The more skillful you become at helping your boss do their job, the more valuable you become to them. You’ll probably be happier and more productive at work as well.
Take charge of your career and maximize your opportunities by learning how to manage up.
Managing up starts with paying attention to your own performance. If you consistently meet and exceed expectations, your boss will be more likely to value your feedback and trust you with greater responsibility.
These strategies will help you shine:
Clarify priorities. Understand your boss’s priorities, so you’ll know where to devote your time and efforts. Start your day by blocking out time for your most urgent and important tasks.
Leverage your strengths. You’ll perform better if you make your strengths work for you. Try to structure your job so that your responsibilities and activities align with your natural capabilities.
Fulfill commitments. Deliver what you promise. Meet deadlines and complete projects, especially when your work affects what your boss and colleagues are trying to accomplish.
Always be learning. Keep an open mind and use every opportunity to learn. Acquiring new knowledge and skills shows your boss that you care about your work and growing your capabilities.

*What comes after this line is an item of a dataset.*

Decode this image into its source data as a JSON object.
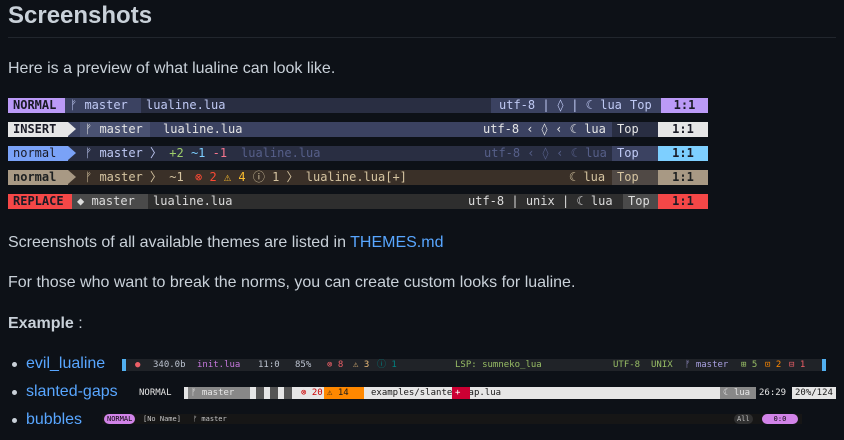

Stay upbeat. Higher, more positive energy makes it easier to deal with workplace stress. Take a deep breath and smile. Look for the humor in challenging situations.
Add value. Evaluate your performance on a regular basis so you can track your accomplishments and share them with your boss. Set ambitious goals and find areas of your job where you can excel.
Even if your boss plays favorites or lacks strong communication skills, there are many things you can do to build a healthier relationship.
Try these techniques to bond and connect with your boss:
Adapt to their style. It’s up to you to adjust to your boss’s habits and preferences. This doesn’t mean you have to act like them but the more you understand their style and preferences, the better you can respond. For example, if they are a micromanager, prepare for meetings by ensuring you know the status of all the work your team is doing.
Be supportive. Remember that your boss is human and you’re on the same team. Empathize with the pressures they face. Focus on finding ways to make them look good and make their job easier.
Provide updates. Keep your boss informed about what you’re doing. Let them know when you’re making progress and when you might be falling behind. If you need to report a setback, be prepared with at least one proposal for how to fix the issue.
Respect their time. Show your boss that you value their time. Write up an agenda before you meet with them and sent them a list of action items afterwards.
Anticipate their needs. Try to provide your boss with answers before they have to ask the question. Monitor the company calendar and their schedule to see what meetings and events they have coming up. Be proactive about collecting and creating relevant information and reports.
Socialize occasionally. While your primary focus needs to be on work, having fun together can enrich any business relationship. Attend office parties and outings. Chat about hobbies, vacations, and your families.
Use managing up to help you develop a mutually beneficial, and even enjoyable, relationship with your boss. Your work life will be less stressful, and your career will benefit.